> [Assignment] Each line below must be printed again exactly.

Data extracts Block Start

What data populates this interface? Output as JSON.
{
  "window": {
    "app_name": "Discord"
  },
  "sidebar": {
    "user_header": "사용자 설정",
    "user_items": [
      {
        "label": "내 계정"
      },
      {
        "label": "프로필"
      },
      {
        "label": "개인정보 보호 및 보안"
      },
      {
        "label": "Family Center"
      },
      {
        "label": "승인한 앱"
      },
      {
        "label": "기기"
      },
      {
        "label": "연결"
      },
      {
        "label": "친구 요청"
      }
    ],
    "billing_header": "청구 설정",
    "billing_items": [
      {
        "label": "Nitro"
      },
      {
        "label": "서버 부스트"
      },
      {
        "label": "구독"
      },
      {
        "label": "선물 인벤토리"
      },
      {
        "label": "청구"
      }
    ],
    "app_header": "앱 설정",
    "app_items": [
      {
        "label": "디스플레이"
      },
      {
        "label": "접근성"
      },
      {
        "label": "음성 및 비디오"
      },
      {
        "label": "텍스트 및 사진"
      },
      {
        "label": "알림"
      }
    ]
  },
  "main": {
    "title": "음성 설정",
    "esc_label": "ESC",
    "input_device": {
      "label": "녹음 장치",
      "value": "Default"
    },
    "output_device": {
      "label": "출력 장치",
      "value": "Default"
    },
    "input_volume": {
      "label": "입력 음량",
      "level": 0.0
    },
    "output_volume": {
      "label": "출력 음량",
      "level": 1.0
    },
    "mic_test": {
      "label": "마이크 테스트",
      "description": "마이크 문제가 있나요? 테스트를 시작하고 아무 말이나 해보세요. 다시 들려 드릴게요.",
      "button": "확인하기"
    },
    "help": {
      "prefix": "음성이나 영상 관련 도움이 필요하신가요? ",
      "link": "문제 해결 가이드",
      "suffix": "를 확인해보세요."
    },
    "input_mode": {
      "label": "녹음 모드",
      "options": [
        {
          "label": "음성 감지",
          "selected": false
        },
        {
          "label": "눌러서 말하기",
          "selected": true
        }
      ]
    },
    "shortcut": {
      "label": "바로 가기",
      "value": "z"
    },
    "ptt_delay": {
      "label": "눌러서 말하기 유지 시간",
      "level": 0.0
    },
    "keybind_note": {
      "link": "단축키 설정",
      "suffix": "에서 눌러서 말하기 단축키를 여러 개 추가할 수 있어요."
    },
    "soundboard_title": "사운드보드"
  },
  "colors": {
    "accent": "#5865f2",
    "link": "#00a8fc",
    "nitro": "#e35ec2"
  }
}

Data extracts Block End

> [Exercise response]
What data populates this interface? Output as JSON.
{
  "window": {
    "app_name": "Discord"
  },
  "sidebar": {
    "user_header": "사용자 설정",
    "user_items": [
      {
        "label": "내 계정"
      },
      {
        "label": "프로필"
      },
      {
        "label": "개인정보 보호 및 보안"
      },
      {
        "label": "Family Center"
      },
      {
        "label": "승인한 앱"
      },
      {
        "label": "기기"
      },
      {
        "label": "연결"
      },
      {
        "label": "친구 요청"
      }
    ],
    "billing_header": "청구 설정",
    "billing_items": [
      {
        "label": "Nitro"
      },
      {
        "label": "서버 부스트"
      },
      {
        "label": "구독"
      },
      {
        "label": "선물 인벤토리"
      },
      {
        "label": "청구"
      }
    ],
    "app_header": "앱 설정",
    "app_items": [
      {
        "label": "디스플레이"
      },
      {
        "label": "접근성"
      },
      {
        "label": "음성 및 비디오"
      },
      {
        "label": "텍스트 및 사진"
      },
      {
        "label": "알림"
      }
    ]
  },
  "main": {
    "title": "음성 설정",
    "esc_label": "ESC",
    "input_device": {
      "label": "녹음 장치",
      "value": "Default"
    },
    "output_device": {
      "label": "출력 장치",
      "value": "Default"
    },
    "input_volume": {
      "label": "입력 음량",
      "level": 0.0
    },
    "output_volume": {
      "label": "출력 음량",
      "level": 1.0
    },
    "mic_test": {
      "label": "마이크 테스트",
      "description": "마이크 문제가 있나요? 테스트를 시작하고 아무 말이나 해보세요. 다시 들려 드릴게요.",
      "button": "확인하기"
    },
    "help": {
      "prefix": "음성이나 영상 관련 도움이 필요하신가요? ",
      "link": "문제 해결 가이드",
      "suffix": "를 확인해보세요."
    },
    "input_mode": {
      "label": "녹음 모드",
      "options": [
        {
          "label": "음성 감지",
          "selected": false
        },
        {
          "label": "눌러서 말하기",
          "selected": true
        }
      ]
    },
    "shortcut": {
      "label": "바로 가기",
      "value": "z"
    },
    "ptt_delay": {
      "label": "눌러서 말하기 유지 시간",
      "level": 0.0
    },
    "keybind_note": {
      "link": "단축키 설정",
      "suffix": "에서 눌러서 말하기 단축키를 여러 개 추가할 수 있어요."
    },
    "soundboard_title": "사운드보드"
  },
  "colors": {
    "accent": "#5865f2",
    "link": "#00a8fc",
    "nitro": "#e35ec2"
  }
}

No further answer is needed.